To read a poem, any type of poem – a sonnet, a haiku or a concrete poem – is to read it at least twice. Although this does not happen with all verbal communication, it doesn’t mean that reading a poem is a more relevant activity than reading sports news. They are merely different activities. One would expect that reading sports news require a single reading only, assuming the text is cohesive and coherent; reading a poem demands more than a single reading because the text is seldom cohesive and rarely coherent. To read a poem therefore requires reinvigorated attention.
When discussing the attention commanded by a poem, I take special note of a poem I particularly like, which is why I thought of bringing into this text one of the greatest poetic art in the Portuguese language. In this poem by João Cabral de Melo Neto, which starts with the line “culling beans is not unlike writing,” the poet compares the act of “culling beans” to the writing of a poem. Just as the kernels are tossed into the water of the clay pot, so are words tossed into a sheet of paper. Then there are words/beans that float; and words/beans that sink. One must learn to toss “the frivolous and hollow, the chaff and the echo” and to keep the essential. Whilst the first stanza, which I’ve tried to paraphrase, tells me a great deal about the creative process, the second stanza tells me more about the act of reading a poem.

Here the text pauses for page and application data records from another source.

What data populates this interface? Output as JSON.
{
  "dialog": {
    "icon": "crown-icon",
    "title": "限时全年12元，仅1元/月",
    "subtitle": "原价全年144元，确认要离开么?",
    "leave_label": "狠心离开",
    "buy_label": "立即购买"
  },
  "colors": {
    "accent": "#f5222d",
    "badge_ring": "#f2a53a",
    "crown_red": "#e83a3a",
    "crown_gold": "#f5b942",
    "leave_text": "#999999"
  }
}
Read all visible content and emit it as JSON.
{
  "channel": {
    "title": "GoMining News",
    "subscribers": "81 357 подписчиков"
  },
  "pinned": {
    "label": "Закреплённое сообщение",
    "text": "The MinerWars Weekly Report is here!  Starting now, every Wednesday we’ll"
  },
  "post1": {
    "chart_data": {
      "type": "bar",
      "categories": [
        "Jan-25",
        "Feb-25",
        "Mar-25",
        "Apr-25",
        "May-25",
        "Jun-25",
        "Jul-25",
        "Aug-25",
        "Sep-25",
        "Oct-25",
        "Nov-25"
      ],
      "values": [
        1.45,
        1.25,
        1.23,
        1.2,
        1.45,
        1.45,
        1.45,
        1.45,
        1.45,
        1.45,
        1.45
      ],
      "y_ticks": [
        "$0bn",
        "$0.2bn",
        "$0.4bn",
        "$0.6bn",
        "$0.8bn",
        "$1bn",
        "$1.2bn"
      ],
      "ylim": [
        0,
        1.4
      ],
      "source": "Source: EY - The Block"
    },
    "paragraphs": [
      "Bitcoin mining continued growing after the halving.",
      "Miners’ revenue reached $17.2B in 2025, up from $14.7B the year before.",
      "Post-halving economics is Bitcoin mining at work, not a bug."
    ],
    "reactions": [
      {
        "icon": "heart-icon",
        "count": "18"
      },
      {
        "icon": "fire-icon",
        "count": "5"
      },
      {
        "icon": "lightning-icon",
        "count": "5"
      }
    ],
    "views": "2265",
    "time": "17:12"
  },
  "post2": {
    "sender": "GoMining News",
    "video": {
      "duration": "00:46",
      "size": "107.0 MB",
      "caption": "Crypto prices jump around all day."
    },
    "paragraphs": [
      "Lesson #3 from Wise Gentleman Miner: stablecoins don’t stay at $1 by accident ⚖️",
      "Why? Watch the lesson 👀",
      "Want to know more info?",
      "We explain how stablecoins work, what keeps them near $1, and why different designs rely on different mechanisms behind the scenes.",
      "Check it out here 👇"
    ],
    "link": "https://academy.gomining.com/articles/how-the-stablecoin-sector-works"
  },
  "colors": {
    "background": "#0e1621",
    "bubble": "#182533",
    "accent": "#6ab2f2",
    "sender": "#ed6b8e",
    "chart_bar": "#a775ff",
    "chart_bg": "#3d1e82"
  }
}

“Culling beans” is an image chosen to represent poetic creation – a perfect image, because it is clear and not emphatic – and, as all great poetry which does not forget Aristotle (even though it might not remember him), it achieves the extra-ordinary without losing clarity. It is especially in the second, and last, half of this poetic art that I find a possible description of the experience of reading a poem. Let us remember it:
Now, there is a risk in that bean-culling:
the risk that among those heavy seeds there
may be some any-old kernel, of stone or study-matter,
an unchewable grain, a tooth-breaker.
Not so, for culling words:
the stone gives the phrase its most vivid seed:
it obstructs flowing, floating reading,
it incites attention, luring it with risk.
When reading this poem by João Cabral de Melo Neto, and the second stanza in particular, I am forced to take several aspects into consideration. It seems clear to me, for example, that the risk of culling beans lies precisely in culling heavy seeds, “tooth-breakers”. The lines from the second half of the stanza are even more peculiar. The “unchewable grain”, the stone, which poses a risk when bean-culling, is the essential requirement for poetry and also for the reading of poetry: “the stone gives the phrase its most vivid seed” and for that reason it commands further readings, and more attention when reading and re-reading.
The stone standing on the way obstructs the reading of the poem and incites our attention. One of the most vivid grains of the second half of the poem is thus the penultimate line, as we don’t expect to find the adjectives “flowing” and “floating” next to the noun “reading”; and we certainly don’t expect these forms to be used as adjectives proper collocating with that noun.
Perhaps this is the greatest benefit of reading poetry: when producing obstructions to its own reading, the poem “incites” the reader’s attention and doesn’t allow deviation from the essential.
* João Cabral de Melo Neto, Selected Poetry 1937-1990, ed. Djelal Kadir, Hanover, New Hampshire: Wesleyan University Press, 1994, p. 143.
Joana Meirim is a professor at the Catholic University of Portugal. When she was 18 or 19 years old, she wrote and published several poems, which she now regrets. She enjoys poems with a sense of humour, a characteristic that in her opinion defines good poetry.